Because of the fragmentary nature of these valuable objects, Evans assumed what he had found were damaged pieces that had been cleaned out from a temple. He named the pits the “Temple Repositories” and immediately set upon the reconstruction of as much as he could, with special interest in the figurines, which he assumed were of goddesses.
The Snake Goddess prior to restoration by Evans, from Angelo Mosso, The Palaces of Crete and Their Builders (London: Unwin, 1907), p. 137 (University of Toronto Libraries)
The Snake Goddess prior to restoration by Evans, from Angelo Mosso, The Palaces of Crete and Their Builders (London: Unwin, 1907), p. 137 (University of Toronto Libraries

The hat and the cat

“The Snake Goddess, as originally excavated, lacked a head and half of her left arm. The complete right arm held a short wavy striped stick, which Evans interpreted as a snake. This was, in some measure, to match the other nearly complete figurine found in the Temple Repositories, which clearly had snakes slithering up both of her arms. The restoration of the Snake Goddess was done by the Danish artist Halvor Bagge together with Evans. Their contribution to the figurine was the creation of a matching arm and stripy snake, the head of the goddess, and the placement of the hat and cat (separate faience pieces found in the Temple Repositories) on her head. 

“In her restored state, the Snake Goddess is 29.5 cm (about 11.5 inches) high, a youthful woman wearing a full skirt made of seven flounced layers of multicolored cloth. This is likely not a representation of striped cloth, but rather flounces made from multiple colorful bands of cloth, the weaving of which was a Minoan specialty. Over the skirt she wears a front and back apron decorated with a geometric diamond design. The top of the skirt and apron has a wide, vertically-striped band that wraps tightly around the figure’s waist. On top, she wears a short-sleeved, striped shirt tied with an elaborate knot at the waist, with a low-cut front that exposes her large, bare breasts. The Snake Goddess’s head, restored by Bagge and Evans, stares straight forward, topped by the spherical object that Bagge and Evans believed would make a good crown, and, finally, a small sitting cat. Her long black hair hangs down her back and curls down around her breasts.

Really a goddess?

“The Snake Goddess is a provocative image, but its restoration and interpretation are problematic.

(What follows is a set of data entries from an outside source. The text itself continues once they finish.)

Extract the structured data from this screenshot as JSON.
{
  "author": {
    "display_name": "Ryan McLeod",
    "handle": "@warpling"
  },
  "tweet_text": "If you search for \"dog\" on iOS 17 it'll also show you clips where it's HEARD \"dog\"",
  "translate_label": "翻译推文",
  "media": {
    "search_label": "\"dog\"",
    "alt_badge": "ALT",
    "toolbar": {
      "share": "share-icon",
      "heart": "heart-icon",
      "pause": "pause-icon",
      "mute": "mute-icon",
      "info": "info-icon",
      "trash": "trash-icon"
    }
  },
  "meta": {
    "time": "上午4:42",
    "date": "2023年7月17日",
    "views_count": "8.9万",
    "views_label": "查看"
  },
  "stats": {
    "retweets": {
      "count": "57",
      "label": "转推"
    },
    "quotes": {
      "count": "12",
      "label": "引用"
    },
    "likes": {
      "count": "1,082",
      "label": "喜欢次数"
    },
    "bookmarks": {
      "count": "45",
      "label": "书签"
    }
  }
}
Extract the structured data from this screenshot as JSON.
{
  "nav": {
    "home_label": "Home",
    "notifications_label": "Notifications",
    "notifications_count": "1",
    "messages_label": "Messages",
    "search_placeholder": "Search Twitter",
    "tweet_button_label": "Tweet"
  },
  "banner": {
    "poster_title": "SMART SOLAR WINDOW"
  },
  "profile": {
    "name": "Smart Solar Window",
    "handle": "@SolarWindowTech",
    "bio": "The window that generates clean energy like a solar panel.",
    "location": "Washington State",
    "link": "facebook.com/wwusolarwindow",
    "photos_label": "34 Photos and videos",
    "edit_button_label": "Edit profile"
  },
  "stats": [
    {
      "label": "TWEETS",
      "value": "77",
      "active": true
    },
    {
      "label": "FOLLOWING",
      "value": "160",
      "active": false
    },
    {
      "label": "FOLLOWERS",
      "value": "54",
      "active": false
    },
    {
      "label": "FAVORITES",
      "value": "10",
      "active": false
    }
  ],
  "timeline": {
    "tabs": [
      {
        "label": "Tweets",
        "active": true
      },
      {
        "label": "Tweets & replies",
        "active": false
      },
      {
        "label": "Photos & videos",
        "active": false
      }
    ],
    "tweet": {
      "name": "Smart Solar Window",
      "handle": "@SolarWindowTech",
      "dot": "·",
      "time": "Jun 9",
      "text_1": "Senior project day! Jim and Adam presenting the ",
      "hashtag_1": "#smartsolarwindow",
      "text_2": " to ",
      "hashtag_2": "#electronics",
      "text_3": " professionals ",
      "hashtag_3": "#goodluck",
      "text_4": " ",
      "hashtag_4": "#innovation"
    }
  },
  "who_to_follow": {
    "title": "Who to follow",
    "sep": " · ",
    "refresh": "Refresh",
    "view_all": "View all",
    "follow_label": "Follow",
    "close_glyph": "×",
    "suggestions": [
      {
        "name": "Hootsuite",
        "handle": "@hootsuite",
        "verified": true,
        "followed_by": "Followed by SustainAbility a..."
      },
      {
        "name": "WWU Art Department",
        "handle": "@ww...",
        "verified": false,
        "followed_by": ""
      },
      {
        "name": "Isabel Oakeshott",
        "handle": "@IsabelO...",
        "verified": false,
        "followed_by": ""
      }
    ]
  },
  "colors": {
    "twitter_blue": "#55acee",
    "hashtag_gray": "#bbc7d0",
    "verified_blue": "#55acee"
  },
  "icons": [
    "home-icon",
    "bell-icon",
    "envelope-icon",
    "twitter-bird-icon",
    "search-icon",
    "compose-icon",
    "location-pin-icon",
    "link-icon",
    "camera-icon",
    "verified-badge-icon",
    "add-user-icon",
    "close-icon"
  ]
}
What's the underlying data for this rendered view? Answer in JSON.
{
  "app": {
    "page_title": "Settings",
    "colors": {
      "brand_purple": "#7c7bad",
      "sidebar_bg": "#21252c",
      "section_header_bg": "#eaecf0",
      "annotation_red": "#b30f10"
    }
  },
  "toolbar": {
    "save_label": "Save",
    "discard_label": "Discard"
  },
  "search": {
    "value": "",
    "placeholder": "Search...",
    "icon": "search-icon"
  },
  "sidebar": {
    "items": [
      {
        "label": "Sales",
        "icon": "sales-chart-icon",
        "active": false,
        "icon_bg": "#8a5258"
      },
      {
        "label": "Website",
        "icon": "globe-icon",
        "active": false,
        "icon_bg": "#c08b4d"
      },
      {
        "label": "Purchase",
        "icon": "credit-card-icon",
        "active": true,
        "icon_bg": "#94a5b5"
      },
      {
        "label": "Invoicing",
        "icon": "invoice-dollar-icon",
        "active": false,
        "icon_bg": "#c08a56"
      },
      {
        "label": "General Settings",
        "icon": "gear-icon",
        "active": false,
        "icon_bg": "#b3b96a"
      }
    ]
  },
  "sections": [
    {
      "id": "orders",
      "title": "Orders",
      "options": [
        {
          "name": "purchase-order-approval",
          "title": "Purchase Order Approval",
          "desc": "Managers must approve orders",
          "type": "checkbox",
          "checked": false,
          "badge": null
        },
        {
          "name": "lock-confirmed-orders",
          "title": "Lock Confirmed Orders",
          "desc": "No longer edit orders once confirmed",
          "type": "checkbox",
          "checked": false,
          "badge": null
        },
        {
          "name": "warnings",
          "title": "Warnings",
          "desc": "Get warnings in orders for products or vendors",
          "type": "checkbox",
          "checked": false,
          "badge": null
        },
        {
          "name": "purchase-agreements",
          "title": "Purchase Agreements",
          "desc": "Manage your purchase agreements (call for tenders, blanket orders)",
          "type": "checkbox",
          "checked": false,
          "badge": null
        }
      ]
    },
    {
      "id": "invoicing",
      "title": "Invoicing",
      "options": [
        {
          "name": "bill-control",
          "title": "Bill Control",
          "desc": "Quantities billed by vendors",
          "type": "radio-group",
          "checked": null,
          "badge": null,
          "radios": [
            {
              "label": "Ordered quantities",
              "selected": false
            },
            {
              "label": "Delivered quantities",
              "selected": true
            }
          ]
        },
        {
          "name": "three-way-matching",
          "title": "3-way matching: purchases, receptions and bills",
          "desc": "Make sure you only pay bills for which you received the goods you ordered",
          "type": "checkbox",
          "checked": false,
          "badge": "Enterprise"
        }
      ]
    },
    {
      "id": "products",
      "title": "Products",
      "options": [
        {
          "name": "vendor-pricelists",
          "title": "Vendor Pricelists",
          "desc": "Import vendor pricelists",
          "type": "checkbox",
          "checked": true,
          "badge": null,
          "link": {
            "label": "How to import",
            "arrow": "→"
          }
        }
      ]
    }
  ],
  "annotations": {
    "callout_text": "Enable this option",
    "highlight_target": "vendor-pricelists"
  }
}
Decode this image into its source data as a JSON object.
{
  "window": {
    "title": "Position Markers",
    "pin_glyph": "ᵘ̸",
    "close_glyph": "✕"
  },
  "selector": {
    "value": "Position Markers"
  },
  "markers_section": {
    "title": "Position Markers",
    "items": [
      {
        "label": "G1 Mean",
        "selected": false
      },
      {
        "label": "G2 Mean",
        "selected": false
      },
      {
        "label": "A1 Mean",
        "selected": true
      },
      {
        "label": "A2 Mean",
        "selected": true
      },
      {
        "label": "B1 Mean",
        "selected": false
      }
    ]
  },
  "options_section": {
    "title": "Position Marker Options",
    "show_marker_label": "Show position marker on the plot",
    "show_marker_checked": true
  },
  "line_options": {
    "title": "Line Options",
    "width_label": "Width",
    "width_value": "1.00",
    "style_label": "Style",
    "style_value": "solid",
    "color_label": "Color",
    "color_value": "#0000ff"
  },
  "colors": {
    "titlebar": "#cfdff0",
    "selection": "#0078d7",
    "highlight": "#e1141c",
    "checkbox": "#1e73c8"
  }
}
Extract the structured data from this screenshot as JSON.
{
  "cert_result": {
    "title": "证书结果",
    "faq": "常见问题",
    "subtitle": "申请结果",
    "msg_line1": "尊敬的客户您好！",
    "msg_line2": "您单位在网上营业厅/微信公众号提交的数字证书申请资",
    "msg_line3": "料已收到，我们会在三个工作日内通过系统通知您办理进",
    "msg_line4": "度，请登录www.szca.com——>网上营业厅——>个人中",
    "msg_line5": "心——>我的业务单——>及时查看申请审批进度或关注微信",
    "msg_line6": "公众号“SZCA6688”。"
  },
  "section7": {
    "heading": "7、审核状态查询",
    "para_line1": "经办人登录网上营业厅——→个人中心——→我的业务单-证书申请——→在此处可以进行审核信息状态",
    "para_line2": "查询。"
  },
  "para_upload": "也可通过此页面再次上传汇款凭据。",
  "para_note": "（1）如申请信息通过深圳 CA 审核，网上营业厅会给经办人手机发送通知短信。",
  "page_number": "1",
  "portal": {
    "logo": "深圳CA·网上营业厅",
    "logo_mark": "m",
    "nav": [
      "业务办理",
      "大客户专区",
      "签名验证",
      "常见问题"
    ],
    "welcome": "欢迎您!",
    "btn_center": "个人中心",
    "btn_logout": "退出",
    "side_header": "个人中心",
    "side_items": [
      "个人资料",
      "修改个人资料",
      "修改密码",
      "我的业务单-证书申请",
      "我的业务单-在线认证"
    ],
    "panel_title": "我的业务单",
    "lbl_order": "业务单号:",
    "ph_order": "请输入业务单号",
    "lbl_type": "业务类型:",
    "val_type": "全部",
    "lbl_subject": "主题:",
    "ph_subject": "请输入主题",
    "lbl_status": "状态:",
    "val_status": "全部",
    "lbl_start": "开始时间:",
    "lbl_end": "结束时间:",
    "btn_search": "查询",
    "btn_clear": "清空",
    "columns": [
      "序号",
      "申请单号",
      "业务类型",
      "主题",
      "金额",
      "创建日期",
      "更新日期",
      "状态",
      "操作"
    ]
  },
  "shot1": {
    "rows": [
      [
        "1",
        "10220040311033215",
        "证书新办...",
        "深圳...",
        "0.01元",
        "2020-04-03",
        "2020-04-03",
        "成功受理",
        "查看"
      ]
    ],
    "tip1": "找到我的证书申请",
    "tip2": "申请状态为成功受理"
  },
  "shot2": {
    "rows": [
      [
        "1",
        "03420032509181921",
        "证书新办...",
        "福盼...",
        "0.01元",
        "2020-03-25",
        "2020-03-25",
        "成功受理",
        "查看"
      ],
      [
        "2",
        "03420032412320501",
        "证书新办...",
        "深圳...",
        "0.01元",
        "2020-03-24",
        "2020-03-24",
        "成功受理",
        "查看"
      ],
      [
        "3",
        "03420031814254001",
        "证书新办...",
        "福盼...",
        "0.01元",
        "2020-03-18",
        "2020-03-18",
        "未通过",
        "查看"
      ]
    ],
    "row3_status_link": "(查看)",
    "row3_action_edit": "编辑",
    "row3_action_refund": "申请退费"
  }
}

The crown and cat have no parallel in any image of a Bronze Age woman, so these should be discounted. The interpretation of this figure as a goddess is also difficult, since there is no evidence of what a Minoan goddess might have looked like. Many images of elite Minoan women, perhaps priestesses, look very much like this figurine. If it is the action of snake-wrangling that makes her a goddess, this is also a problem. The image of a woman taming one or more snakes is entirely unique to the Temple Repositories. Therefore, if she is a snake goddess, she is not a particularly popular one.
Certainly, Evans was interested in finding a goddess at Knossos. Even before he excavated at the site, he had argued that there was a great mother goddess who was worshiped in the pre-Classical Greek world. With the Snake Goddess, Evans found—or fashioned—what he had anticipated. Its authenticity and meaning, however, leave many questions today.’
Essay by Dr. Senta German
Senta, German. “Snake Goddess.” Khan Academy, Accessed 5 Sept. 2022.

Works Cited:

German, Senta. “Conservation Vs. Restoration: The Palace at Knossos (Crete).” Khan Academy, Accessed 5 Sept. 2022.

German, Senta. “Knossos.” Khan Academy, Accessed 5 Sept. 2022.

Mills, Dorothy. The Book of the Ancient Greeks. G. P. Putnam’s Sons, 1925.